▶ **WORK INSTRUCTIONS**: Hunt through the entries for the word "manage" and copy each line in which it appears.

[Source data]
───

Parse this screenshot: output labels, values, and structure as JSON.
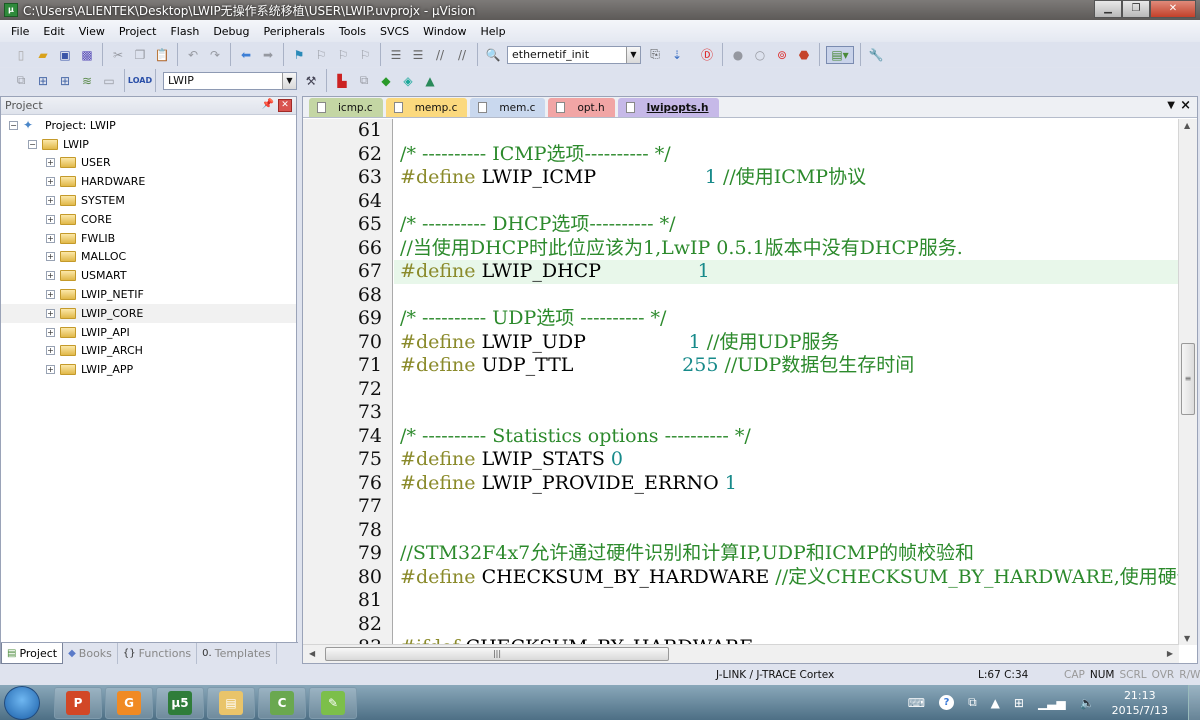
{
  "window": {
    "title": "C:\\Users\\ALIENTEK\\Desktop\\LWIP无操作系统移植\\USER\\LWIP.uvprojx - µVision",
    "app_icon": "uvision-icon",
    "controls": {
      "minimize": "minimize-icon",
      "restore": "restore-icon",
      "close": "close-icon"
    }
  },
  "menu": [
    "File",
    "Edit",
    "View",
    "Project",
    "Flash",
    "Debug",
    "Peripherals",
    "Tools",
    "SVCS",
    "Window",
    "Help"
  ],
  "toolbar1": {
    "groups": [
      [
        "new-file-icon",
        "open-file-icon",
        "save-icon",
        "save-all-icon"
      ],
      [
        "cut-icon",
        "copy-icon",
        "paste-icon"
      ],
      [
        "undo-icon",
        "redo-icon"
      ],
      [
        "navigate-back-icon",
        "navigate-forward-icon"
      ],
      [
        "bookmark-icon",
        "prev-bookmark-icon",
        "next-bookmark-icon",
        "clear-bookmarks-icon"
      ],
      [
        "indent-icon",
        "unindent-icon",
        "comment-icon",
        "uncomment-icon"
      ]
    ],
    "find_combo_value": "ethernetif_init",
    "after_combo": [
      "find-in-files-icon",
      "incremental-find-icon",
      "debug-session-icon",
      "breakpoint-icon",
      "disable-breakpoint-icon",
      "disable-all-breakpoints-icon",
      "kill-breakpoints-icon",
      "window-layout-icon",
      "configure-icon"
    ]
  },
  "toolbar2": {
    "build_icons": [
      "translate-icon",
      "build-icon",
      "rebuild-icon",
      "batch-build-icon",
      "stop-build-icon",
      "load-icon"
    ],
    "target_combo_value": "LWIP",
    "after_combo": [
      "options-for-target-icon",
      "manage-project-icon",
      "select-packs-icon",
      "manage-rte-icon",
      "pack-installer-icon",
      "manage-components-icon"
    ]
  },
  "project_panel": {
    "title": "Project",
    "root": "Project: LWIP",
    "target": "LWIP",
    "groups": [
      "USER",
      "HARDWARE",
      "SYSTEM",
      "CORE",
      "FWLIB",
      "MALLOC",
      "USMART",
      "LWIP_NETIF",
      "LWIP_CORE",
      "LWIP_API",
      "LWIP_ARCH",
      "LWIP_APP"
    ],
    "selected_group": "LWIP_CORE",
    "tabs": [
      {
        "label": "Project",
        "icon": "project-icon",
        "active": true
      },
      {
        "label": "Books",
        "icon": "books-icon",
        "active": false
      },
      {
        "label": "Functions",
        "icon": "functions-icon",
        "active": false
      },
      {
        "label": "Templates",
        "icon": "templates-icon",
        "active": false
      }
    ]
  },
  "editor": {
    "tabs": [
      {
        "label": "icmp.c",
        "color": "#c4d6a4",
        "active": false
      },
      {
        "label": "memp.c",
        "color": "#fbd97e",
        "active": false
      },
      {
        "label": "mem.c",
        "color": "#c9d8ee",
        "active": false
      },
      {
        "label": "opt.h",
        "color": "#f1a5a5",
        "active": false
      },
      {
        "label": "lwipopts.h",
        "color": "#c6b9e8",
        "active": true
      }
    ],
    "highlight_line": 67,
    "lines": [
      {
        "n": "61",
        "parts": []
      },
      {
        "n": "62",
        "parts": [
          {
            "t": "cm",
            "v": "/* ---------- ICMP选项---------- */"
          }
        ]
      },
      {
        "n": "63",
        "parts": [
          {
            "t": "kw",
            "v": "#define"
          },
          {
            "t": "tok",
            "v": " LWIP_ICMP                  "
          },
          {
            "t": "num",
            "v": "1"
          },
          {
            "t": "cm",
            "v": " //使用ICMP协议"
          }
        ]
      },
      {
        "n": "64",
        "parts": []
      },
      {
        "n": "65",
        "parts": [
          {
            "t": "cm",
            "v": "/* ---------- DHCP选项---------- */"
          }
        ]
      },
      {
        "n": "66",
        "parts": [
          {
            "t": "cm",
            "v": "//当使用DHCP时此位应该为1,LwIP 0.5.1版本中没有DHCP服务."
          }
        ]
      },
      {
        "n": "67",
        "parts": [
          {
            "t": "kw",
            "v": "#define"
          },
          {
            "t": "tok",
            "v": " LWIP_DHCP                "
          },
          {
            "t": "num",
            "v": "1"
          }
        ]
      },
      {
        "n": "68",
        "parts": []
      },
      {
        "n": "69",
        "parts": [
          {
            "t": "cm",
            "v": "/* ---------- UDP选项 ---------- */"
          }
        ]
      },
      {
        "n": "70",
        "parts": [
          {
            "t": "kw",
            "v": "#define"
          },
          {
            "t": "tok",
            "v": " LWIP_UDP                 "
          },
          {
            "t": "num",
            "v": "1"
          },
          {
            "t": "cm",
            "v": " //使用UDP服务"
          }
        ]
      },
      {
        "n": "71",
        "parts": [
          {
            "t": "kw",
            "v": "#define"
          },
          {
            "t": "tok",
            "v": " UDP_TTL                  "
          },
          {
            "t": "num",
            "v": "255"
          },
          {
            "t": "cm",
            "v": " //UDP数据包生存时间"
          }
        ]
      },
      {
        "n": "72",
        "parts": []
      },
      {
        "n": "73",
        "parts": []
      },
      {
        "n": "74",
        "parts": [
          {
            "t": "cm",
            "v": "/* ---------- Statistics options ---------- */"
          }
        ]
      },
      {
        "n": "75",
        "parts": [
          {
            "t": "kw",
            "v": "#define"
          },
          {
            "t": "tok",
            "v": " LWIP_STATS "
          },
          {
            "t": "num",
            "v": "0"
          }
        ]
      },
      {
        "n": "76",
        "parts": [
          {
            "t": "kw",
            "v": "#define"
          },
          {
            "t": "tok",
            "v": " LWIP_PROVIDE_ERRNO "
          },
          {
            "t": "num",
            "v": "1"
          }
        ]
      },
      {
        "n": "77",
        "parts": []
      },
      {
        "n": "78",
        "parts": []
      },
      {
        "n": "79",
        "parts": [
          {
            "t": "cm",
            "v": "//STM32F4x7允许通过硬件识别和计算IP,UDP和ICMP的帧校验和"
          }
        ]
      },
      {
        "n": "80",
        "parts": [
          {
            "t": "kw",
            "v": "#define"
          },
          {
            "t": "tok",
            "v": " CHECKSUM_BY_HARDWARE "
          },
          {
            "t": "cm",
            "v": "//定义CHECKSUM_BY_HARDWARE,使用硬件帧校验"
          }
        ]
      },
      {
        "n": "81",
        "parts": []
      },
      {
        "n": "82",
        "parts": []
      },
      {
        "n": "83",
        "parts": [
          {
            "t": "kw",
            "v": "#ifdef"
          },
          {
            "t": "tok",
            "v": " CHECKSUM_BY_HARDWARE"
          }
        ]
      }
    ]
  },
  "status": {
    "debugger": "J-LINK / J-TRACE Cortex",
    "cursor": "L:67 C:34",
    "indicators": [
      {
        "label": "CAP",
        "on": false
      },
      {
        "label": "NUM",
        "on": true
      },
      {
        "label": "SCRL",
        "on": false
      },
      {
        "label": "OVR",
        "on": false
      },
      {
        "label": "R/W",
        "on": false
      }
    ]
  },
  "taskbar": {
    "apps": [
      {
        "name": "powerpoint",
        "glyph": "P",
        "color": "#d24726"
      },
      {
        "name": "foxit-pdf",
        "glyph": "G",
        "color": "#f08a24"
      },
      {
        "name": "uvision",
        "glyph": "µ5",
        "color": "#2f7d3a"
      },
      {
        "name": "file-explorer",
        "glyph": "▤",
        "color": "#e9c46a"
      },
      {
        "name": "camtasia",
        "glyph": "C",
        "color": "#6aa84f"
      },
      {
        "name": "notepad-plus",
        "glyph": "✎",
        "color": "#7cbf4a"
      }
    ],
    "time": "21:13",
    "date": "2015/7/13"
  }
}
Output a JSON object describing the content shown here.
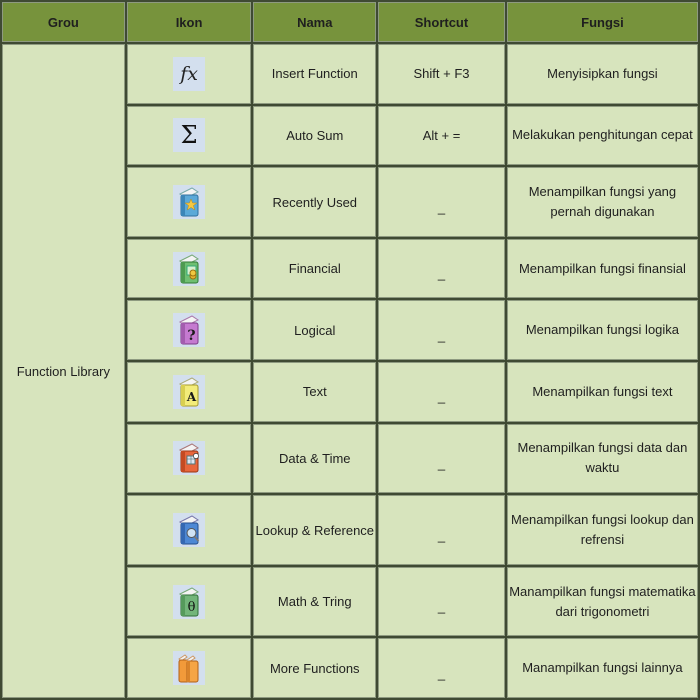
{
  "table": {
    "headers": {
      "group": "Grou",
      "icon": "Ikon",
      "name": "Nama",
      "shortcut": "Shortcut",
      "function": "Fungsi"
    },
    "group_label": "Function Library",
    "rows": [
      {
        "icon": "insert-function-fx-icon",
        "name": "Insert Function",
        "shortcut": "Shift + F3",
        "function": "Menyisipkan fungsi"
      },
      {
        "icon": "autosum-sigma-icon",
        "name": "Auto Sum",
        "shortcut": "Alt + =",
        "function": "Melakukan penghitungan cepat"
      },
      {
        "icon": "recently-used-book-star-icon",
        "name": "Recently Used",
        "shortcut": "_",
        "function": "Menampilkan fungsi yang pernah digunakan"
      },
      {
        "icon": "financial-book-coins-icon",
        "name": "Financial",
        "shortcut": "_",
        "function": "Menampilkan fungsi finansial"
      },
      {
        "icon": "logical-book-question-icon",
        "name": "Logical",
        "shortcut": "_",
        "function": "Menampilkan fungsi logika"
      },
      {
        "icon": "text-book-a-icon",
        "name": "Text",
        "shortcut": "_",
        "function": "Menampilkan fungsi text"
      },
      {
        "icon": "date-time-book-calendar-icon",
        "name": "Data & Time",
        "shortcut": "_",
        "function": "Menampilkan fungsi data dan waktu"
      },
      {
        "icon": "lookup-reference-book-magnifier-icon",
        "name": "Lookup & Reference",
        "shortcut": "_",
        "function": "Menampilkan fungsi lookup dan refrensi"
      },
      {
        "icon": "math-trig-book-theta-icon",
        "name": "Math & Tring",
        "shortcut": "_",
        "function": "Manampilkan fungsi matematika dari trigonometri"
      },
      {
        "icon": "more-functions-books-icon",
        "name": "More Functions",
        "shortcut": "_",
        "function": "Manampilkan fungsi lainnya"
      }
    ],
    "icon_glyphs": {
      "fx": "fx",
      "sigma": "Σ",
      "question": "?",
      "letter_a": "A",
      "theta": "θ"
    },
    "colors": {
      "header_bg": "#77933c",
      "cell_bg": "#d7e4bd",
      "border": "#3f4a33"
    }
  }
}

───

▶ **ANSWER TO THIS TASK**:
      "manage-project-icon",
      "manage-rte-icon",
      "manage-components-icon"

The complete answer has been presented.